SARAJEVO/BANJA LUKA, BOSNIA AND HERZEGOVINA – Kayakers from across Europe took to Bosnia’s Vrbas river on Monday to protest against a boom in dam construction across the western Balkans that campaigners say threaten to cause irreparable environmental damage.
The kayakers joined activists and local people who have been campaigning for years against plans to build two new hydroelectric power plants on the Vrbas river.
The two facilities are part of a planned network of nearly 3,000 plants foreseen across the western Balkans, a region known as the ‘blue heart’ of Europe for its pristine rivers. About a third of them would be located in protected areas, the campaign groups RiverWatch and EuroNatur said in a study.
“There is a large gap between nature lovers, who have a chance but also the right to fight for nature, and those who are only driven by money,” said former Slovenian Olympic athlete Rok Rozman, who headed a 10-km-long (6 mile) colorful flotilla of kayakers paddling down the Vrbas.
Authorities and investors view hydro power as a strong green alternative to other forms of energy and say it will help the western Balkan nations to achieve the renewable energy targets of the European Union, which they all aspire to join.
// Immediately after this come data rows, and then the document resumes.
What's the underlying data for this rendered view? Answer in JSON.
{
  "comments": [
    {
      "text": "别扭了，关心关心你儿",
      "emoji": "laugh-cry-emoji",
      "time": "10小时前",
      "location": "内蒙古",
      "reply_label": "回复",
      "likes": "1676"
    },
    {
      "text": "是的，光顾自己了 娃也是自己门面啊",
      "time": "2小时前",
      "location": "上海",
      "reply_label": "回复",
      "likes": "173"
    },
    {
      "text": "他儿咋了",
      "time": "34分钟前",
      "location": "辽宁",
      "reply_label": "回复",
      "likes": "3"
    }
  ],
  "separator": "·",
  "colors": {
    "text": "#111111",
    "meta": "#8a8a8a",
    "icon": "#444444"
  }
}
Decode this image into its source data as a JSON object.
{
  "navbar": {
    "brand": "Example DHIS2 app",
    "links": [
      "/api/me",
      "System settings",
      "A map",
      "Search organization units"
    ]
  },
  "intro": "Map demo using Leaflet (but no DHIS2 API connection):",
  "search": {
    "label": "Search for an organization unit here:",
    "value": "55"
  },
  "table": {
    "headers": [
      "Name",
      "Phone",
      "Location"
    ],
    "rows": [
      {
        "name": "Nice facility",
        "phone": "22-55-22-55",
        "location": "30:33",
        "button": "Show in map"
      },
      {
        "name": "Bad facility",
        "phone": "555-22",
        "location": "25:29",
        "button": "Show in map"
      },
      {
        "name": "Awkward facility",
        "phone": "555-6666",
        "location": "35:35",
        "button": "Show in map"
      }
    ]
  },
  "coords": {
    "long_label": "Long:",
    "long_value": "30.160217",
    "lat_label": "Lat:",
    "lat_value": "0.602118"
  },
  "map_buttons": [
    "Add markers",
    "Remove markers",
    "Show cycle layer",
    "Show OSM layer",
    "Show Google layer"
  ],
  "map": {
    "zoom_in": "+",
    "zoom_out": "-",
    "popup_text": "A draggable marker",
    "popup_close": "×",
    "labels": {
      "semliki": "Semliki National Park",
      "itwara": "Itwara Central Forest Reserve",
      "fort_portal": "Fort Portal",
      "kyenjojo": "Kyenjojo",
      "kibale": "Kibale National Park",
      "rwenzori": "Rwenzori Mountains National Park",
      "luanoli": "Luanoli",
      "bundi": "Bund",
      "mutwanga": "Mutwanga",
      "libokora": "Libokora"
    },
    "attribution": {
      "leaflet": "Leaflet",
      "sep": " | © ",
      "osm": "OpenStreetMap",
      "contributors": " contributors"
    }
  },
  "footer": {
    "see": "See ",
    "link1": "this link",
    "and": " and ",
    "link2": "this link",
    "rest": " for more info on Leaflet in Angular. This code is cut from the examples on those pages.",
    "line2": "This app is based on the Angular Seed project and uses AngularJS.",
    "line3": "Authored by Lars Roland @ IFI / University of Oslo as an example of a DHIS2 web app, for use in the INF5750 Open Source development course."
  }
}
But campaigners say the dams will drain rivers used by communities for drinking, farming, fishing and tourism, while destroying the habitat of species unique to the region, such as the Danube salmon and the Balkan lynx.
“It’s a dam ‘tsunami.’ Literally, there is a project on every kilometer. The dams in the Balkans put 10 percent of the entire fish species population in Europe at risk,” said Ulrich Eichelmann, head of RiverWatch. “We must stop this craziness.
The campaigners complain of poor planning laws, generous subsidies and endemic graft, saying they are exacerbating the problems linked to the mass construction of the dams.
A recent hydro morphological study showed a third of Balkan rivers are in a pristine natural state compared to the rest of Europe where most have already been dammed, said Gabriel Schwaderer, head of EuroNatur.
“This network of veins is risking a thrombosis or even heart attack,” Schwaderer told a gathering of more than 200 scientists and activists in Sarajevo last week.
Campaigners urged national governments and the EU to streamline environmental and energy laws. They also called on banks to apply more stringent rules for hydro projects and to increase funding for other renewable energy sources, whose potential in the region remains untapped.